#### Assignment:
Your answer must be every line below, repeated exactly.
** Opening Supplied data block **
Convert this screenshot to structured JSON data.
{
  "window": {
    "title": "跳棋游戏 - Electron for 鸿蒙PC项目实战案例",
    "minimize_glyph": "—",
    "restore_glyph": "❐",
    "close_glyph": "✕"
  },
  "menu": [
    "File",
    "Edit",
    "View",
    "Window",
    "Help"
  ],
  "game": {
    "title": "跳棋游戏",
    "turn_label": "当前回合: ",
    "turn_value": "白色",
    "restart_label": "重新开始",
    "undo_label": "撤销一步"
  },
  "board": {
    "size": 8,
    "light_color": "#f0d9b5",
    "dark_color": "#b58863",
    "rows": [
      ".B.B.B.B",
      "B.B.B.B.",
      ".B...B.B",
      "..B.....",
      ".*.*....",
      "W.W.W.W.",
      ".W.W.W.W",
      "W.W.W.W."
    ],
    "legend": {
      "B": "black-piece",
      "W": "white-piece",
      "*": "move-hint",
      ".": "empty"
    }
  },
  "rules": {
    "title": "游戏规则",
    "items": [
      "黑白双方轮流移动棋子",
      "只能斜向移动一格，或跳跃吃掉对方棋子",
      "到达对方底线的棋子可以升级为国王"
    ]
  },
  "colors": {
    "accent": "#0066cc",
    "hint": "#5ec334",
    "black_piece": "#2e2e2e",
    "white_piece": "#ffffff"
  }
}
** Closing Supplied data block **
#### Written answer:
Convert this screenshot to structured JSON data.
{
  "window": {
    "title": "跳棋游戏 - Electron for 鸿蒙PC项目实战案例",
    "minimize_glyph": "—",
    "restore_glyph": "❐",
    "close_glyph": "✕"
  },
  "menu": [
    "File",
    "Edit",
    "View",
    "Window",
    "Help"
  ],
  "game": {
    "title": "跳棋游戏",
    "turn_label": "当前回合: ",
    "turn_value": "白色",
    "restart_label": "重新开始",
    "undo_label": "撤销一步"
  },
  "board": {
    "size": 8,
    "light_color": "#f0d9b5",
    "dark_color": "#b58863",
    "rows": [
      ".B.B.B.B",
      "B.B.B.B.",
      ".B...B.B",
      "..B.....",
      ".*.*....",
      "W.W.W.W.",
      ".W.W.W.W",
      "W.W.W.W."
    ],
    "legend": {
      "B": "black-piece",
      "W": "white-piece",
      "*": "move-hint",
      ".": "empty"
    }
  },
  "rules": {
    "title": "游戏规则",
    "items": [
      "黑白双方轮流移动棋子",
      "只能斜向移动一格，或跳跃吃掉对方棋子",
      "到达对方底线的棋子可以升级为国王"
    ]
  },
  "colors": {
    "accent": "#0066cc",
    "hint": "#5ec334",
    "black_piece": "#2e2e2e",
    "white_piece": "#ffffff"
  }
}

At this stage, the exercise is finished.